New District-by-District Analysis of Uninsured Virginians
Hundreds and even thousands of residents in every legislator’s district stand to gain health coverage if Virginia lawmakers close the coverage gap. Across Virginia over 195,000 people are stuck in the gap: They are unable to get quality, affordable coverage through the new insurance marketplace because they don’t make enough money, and they can’t qualify for Medicaid because they make too much.
Tax Fairness Proposal Closes a Loophole and Helps Localities
Governor Terry McAuliffe’s proposed revisions to the state budget contain a bonus for almost every city, county, and town in Virginia, according to new analysis released today by The Commonwealth Institute, an independent fiscal and economic policy organization in Richmond.
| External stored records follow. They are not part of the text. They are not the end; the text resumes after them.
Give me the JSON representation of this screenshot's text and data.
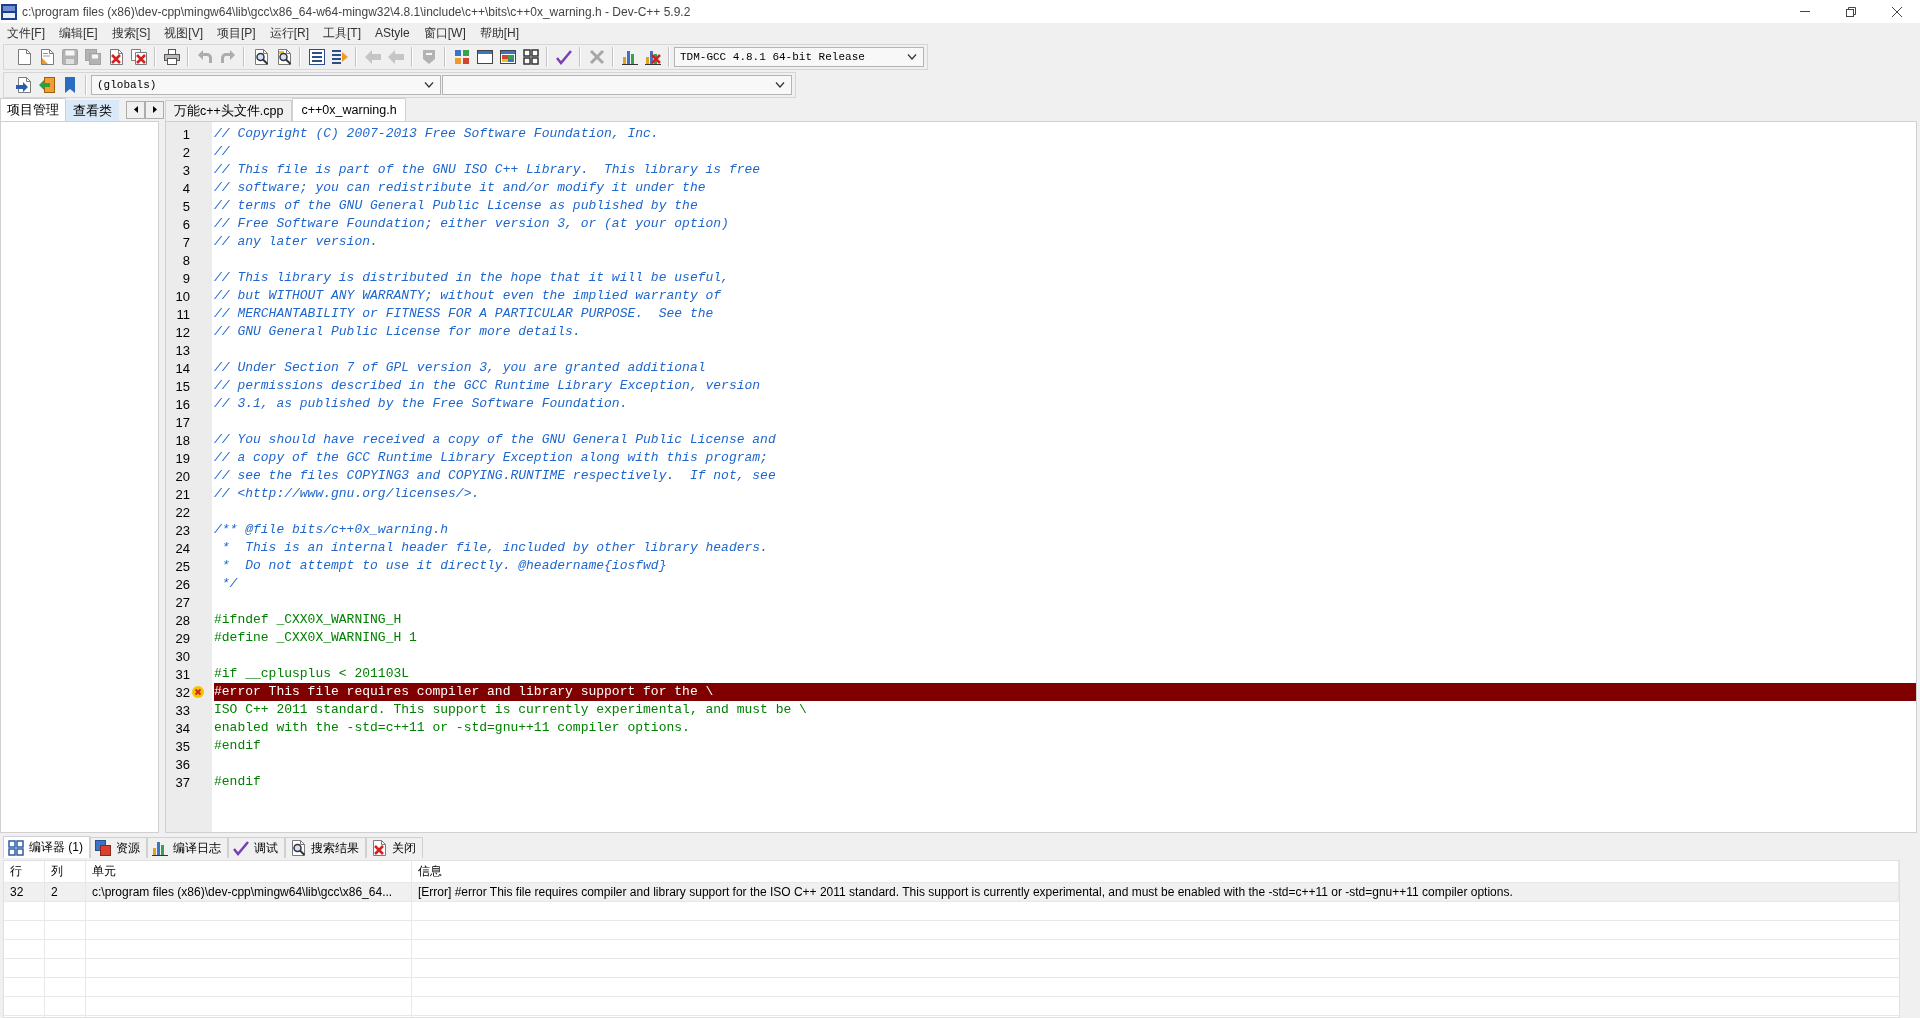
{
  "window": {
    "title": "c:\\program files (x86)\\dev-cpp\\mingw64\\lib\\gcc\\x86_64-w64-mingw32\\4.8.1\\include\\c++\\bits\\c++0x_warning.h - Dev-C++ 5.9.2"
  },
  "menu": [
    "文件[F]",
    "编辑[E]",
    "搜索[S]",
    "视图[V]",
    "项目[P]",
    "运行[R]",
    "工具[T]",
    "AStyle",
    "窗口[W]",
    "帮助[H]"
  ],
  "toolbar": {
    "row1": [
      [
        {
          "disabled": false
        },
        {
          "disabled": false
        },
        {
          "disabled": true
        },
        {
          "disabled": true
        },
        {
          "disabled": false
        },
        {
          "disabled": false
        }
      ],
      [
        {
          "disabled": false
        }
      ],
      [
        {
          "disabled": true
        },
        {
          "disabled": true
        }
      ],
      [
        {
          "disabled": false
        },
        {
          "disabled": false
        }
      ],
      [
        {
          "disabled": false
        },
        {
          "disabled": false
        }
      ],
      [
        {
          "disabled": true
        },
        {
          "disabled": true
        }
      ],
      [
        {
          "disabled": true
        }
      ],
      [
        {
          "disabled": false
        },
        {
          "disabled": false
        },
        {
          "disabled": false
        },
        {
          "disabled": false
        }
      ],
      [
        {
          "disabled": false
        }
      ],
      [
        {
          "disabled": true
        }
      ],
      [
        {
          "disabled": false
        },
        {
          "disabled": false
        }
      ]
    ],
    "compiler": "TDM-GCC 4.8.1 64-bit Release",
    "row2": [
      {
        "disabled": false
      },
      {
        "disabled": false
      },
      {
        "disabled": false
      }
    ],
    "scope": "(globals)"
  },
  "side_panel": {
    "tabs": [
      {
        "label": "项目管理",
        "selected": true
      },
      {
        "label": "查看类",
        "selected": false
      }
    ]
  },
  "editor": {
    "tabs": [
      {
        "label": "万能c++头文件.cpp",
        "selected": false
      },
      {
        "label": "c++0x_warning.h",
        "selected": true
      }
    ],
    "lines": [
      {
        "number": "1",
        "kind": "comment",
        "text": "// Copyright (C) 2007-2013 Free Software Foundation, Inc.",
        "error": false
      },
      {
        "number": "2",
        "kind": "comment",
        "text": "//",
        "error": false
      },
      {
        "number": "3",
        "kind": "comment",
        "text": "// This file is part of the GNU ISO C++ Library.  This library is free",
        "error": false
      },
      {
        "number": "4",
        "kind": "comment",
        "text": "// software; you can redistribute it and/or modify it under the",
        "error": false
      },
      {
        "number": "5",
        "kind": "comment",
        "text": "// terms of the GNU General Public License as published by the",
        "error": false
      },
      {
        "number": "6",
        "kind": "comment",
        "text": "// Free Software Foundation; either version 3, or (at your option)",
        "error": false
      },
      {
        "number": "7",
        "kind": "comment",
        "text": "// any later version.",
        "error": false
      },
      {
        "number": "8",
        "error": false
      },
      {
        "number": "9",
        "kind": "comment",
        "text": "// This library is distributed in the hope that it will be useful,",
        "error": false
      },
      {
        "number": "10",
        "kind": "comment",
        "text": "// but WITHOUT ANY WARRANTY; without even the implied warranty of",
        "error": false
      },
      {
        "number": "11",
        "kind": "comment",
        "text": "// MERCHANTABILITY or FITNESS FOR A PARTICULAR PURPOSE.  See the",
        "error": false
      },
      {
        "number": "12",
        "kind": "comment",
        "text": "// GNU General Public License for more details.",
        "error": false
      },
      {
        "number": "13",
        "error": false
      },
      {
        "number": "14",
        "kind": "comment",
        "text": "// Under Section 7 of GPL version 3, you are granted additional",
        "error": false
      },
      {
        "number": "15",
        "kind": "comment",
        "text": "// permissions described in the GCC Runtime Library Exception, version",
        "error": false
      },
      {
        "number": "16",
        "kind": "comment",
        "text": "// 3.1, as published by the Free Software Foundation.",
        "error": false
      },
      {
        "number": "17",
        "error": false
      },
      {
        "number": "18",
        "kind": "comment",
        "text": "// You should have received a copy of the GNU General Public License and",
        "error": false
      },
      {
        "number": "19",
        "kind": "comment",
        "text": "// a copy of the GCC Runtime Library Exception along with this program;",
        "error": false
      },
      {
        "number": "20",
        "kind": "comment",
        "text": "// see the files COPYING3 and COPYING.RUNTIME respectively.  If not, see",
        "error": false
      },
      {
        "number": "21",
        "kind": "comment",
        "text": "// <http://www.gnu.org/licenses/>.",
        "error": false
      },
      {
        "number": "22",
        "error": false
      },
      {
        "number": "23",
        "kind": "comment",
        "text": "/** @file bits/c++0x_warning.h",
        "error": false
      },
      {
        "number": "24",
        "kind": "comment",
        "text": " *  This is an internal header file, included by other library headers.",
        "error": false
      },
      {
        "number": "25",
        "kind": "comment",
        "text": " *  Do not attempt to use it directly. @headername{iosfwd}",
        "error": false
      },
      {
        "number": "26",
        "kind": "comment",
        "text": " */",
        "error": false
      },
      {
        "number": "27",
        "error": false
      },
      {
        "number": "28",
        "kind": "code",
        "text": "#ifndef _CXX0X_WARNING_H",
        "error": false
      },
      {
        "number": "29",
        "kind": "code",
        "text": "#define _CXX0X_WARNING_H 1",
        "error": false
      },
      {
        "number": "30",
        "error": false
      },
      {
        "number": "31",
        "kind": "code",
        "text": "#if __cplusplus < 201103L",
        "error": false
      },
      {
        "number": "32",
        "kind": "code",
        "text": "#error This file requires compiler and library support for the \\",
        "error": true
      },
      {
        "number": "33",
        "kind": "code",
        "text": "ISO C++ 2011 standard. This support is currently experimental, and must be \\",
        "error": false
      },
      {
        "number": "34",
        "kind": "code",
        "text": "enabled with the -std=c++11 or -std=gnu++11 compiler options.",
        "error": false
      },
      {
        "number": "35",
        "kind": "code",
        "text": "#endif",
        "error": false
      },
      {
        "number": "36",
        "error": false
      },
      {
        "number": "37",
        "kind": "code",
        "text": "#endif",
        "error": false
      }
    ]
  },
  "messages": {
    "tabs": [
      {
        "label": "编译器 (1)",
        "selected": true
      },
      {
        "label": "资源",
        "selected": false
      },
      {
        "label": "编译日志",
        "selected": false
      },
      {
        "label": "调试",
        "selected": false
      },
      {
        "label": "搜索结果",
        "selected": false
      },
      {
        "label": "关闭",
        "selected": false
      }
    ],
    "columns": [
      "行",
      "列",
      "单元",
      "信息"
    ],
    "rows": [
      {
        "cells": [
          "32",
          "2",
          "c:\\program files (x86)\\dev-cpp\\mingw64\\lib\\gcc\\x86_64...",
          "[Error] #error This file requires compiler and library support for the ISO C++ 2011 standard. This support is currently experimental, and must be enabled with the -std=c++11 or -std=gnu++11 compiler options."
        ],
        "selected": true
      }
    ]
  }
}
By closing a statewide tax loophole, the proposal would allow Virginia’s cash-strapped localities to collect taxes on the full price of hotel rooms booked online, rather than only part of their prices.
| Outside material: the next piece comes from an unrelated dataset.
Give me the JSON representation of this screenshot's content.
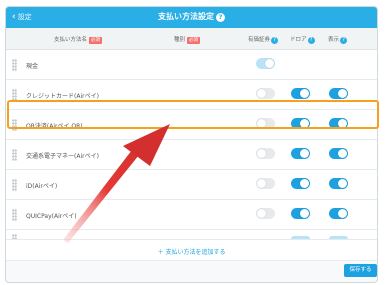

Education Cuts Hit High-Poverty School Divisions Hardest
School divisions with the highest poverty rates have seen their state funding drop far more than their counterparts in more affluent communities since Virginia state lawmakers began cutting school funding in 2009. Funding cuts in poor school divisions have been nearly three times greater per student than those in divisions with far lower poverty rates.
Budget Savings in Expansion States Can Happen in Virginia
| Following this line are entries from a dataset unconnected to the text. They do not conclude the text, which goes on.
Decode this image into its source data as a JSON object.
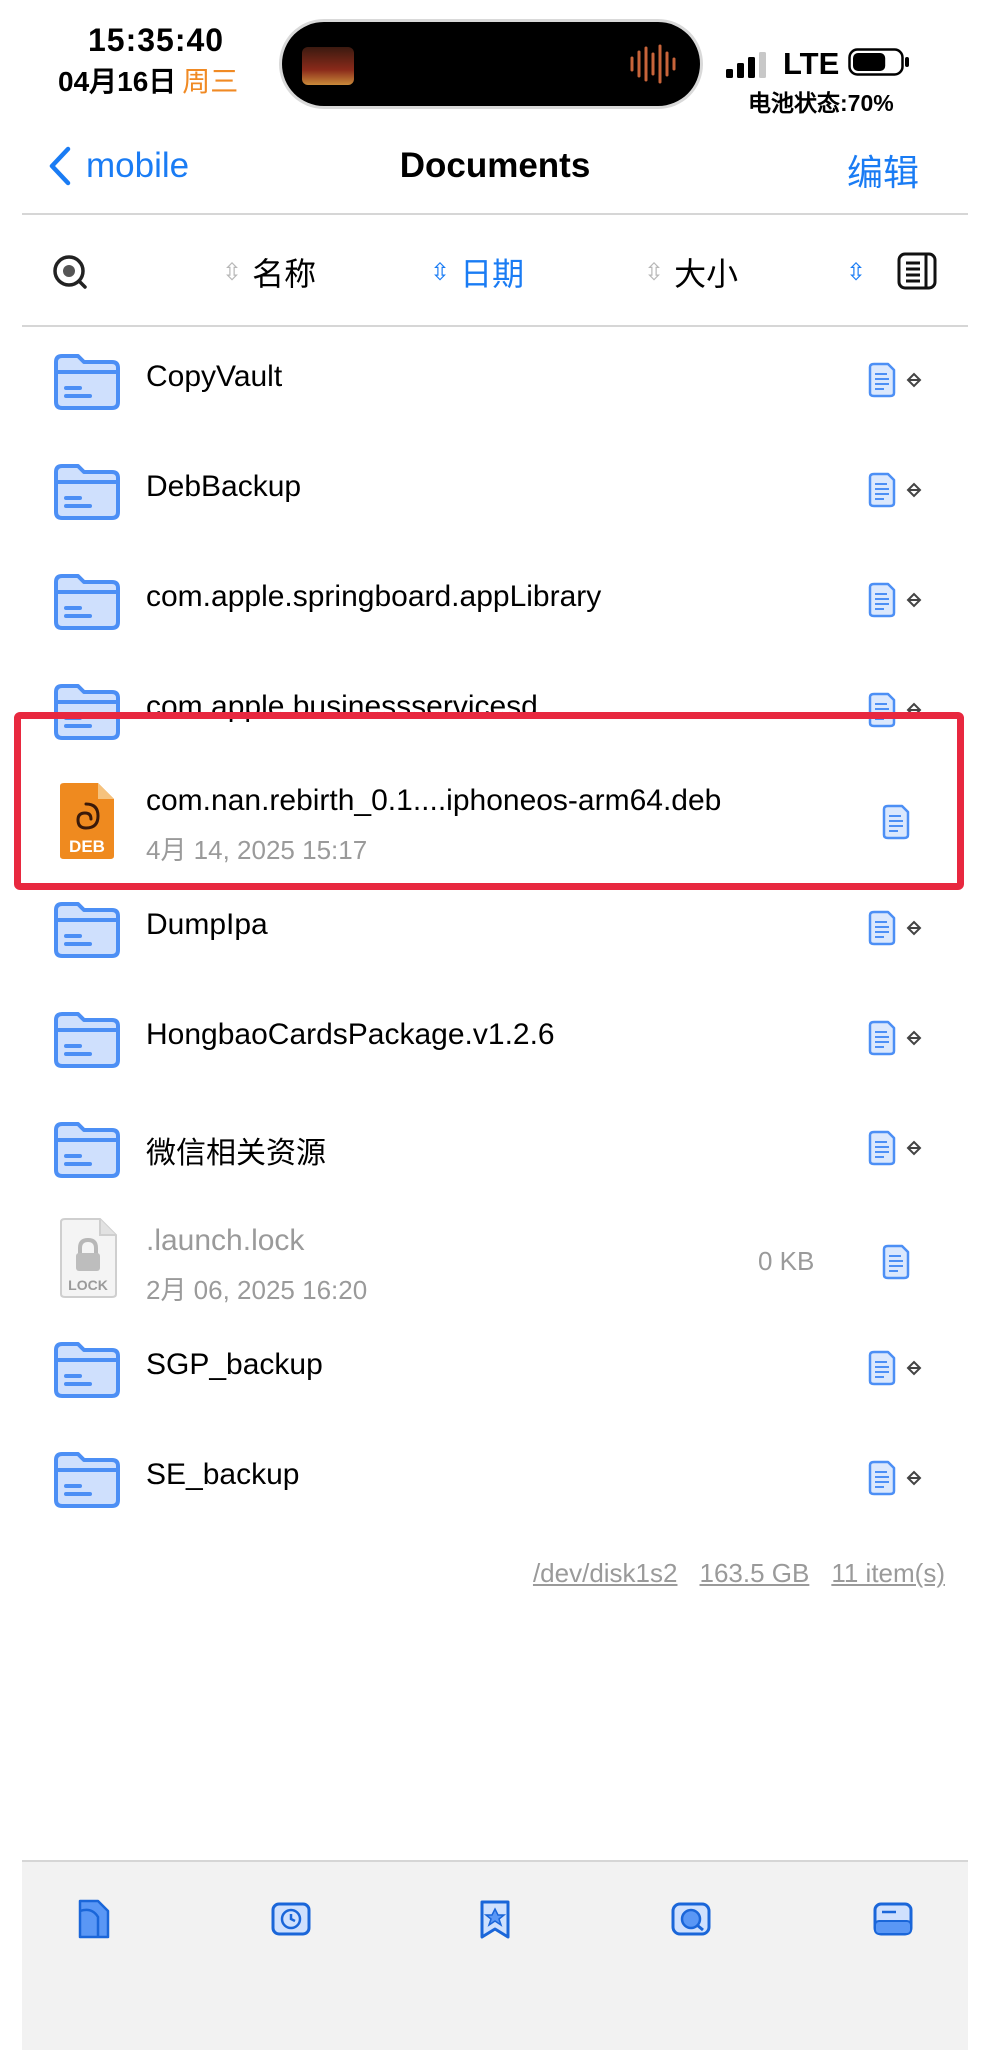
{
  "status_bar": {
    "time": "15:35:40",
    "date": "04月16日",
    "weekday": "周三",
    "network": "LTE",
    "battery_text": "电池状态:70%",
    "battery_level": 0.7
  },
  "nav": {
    "back_label": "mobile",
    "title": "Documents",
    "edit_label": "编辑"
  },
  "sort_bar": {
    "items": [
      {
        "label": "名称",
        "active": false
      },
      {
        "label": "日期",
        "active": true
      },
      {
        "label": "大小",
        "active": false
      }
    ]
  },
  "files": [
    {
      "name": "CopyVault",
      "type": "folder"
    },
    {
      "name": "DebBackup",
      "type": "folder"
    },
    {
      "name": "com.apple.springboard.appLibrary",
      "type": "folder"
    },
    {
      "name": "com.apple.businessservicesd",
      "type": "folder"
    },
    {
      "name": "com.nan.rebirth_0.1....iphoneos-arm64.deb",
      "type": "deb",
      "date": "4月 14, 2025 15:17",
      "icon_label": "DEB"
    },
    {
      "name": "DumpIpa",
      "type": "folder"
    },
    {
      "name": "HongbaoCardsPackage.v1.2.6",
      "type": "folder"
    },
    {
      "name": "微信相关资源",
      "type": "folder"
    },
    {
      "name": ".launch.lock",
      "type": "lock",
      "date": "2月 06, 2025 16:20",
      "size": "0 KB",
      "icon_label": "LOCK"
    },
    {
      "name": "SGP_backup",
      "type": "folder"
    },
    {
      "name": "SE_backup",
      "type": "folder"
    }
  ],
  "footer": {
    "disk": "/dev/disk1s2",
    "capacity": "163.5 GB",
    "count": "11 item(s)"
  },
  "colors": {
    "accent": "#1a7cf4",
    "folder": "#4c8ff5",
    "folder_fill": "#cfe0fd",
    "highlight": "#e8283f",
    "deb_orange": "#ef8a1f"
  }
}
Nationwide, 27 states and Washington, D.C., have freed up precious resources for critical needs like education by closing their health coverage gaps and saving money on medical care. The same could be true for Virginia, to the tune of $161 million.
This new report looks at how four states – Arkansas, Kentucky, Michigan, and New Mexico – are seeing actual savings of millions of dollars in their state budgets as a result of closing the coverage gap, the same way Virginia could if state lawmakers dropped their misguided opposition to the move.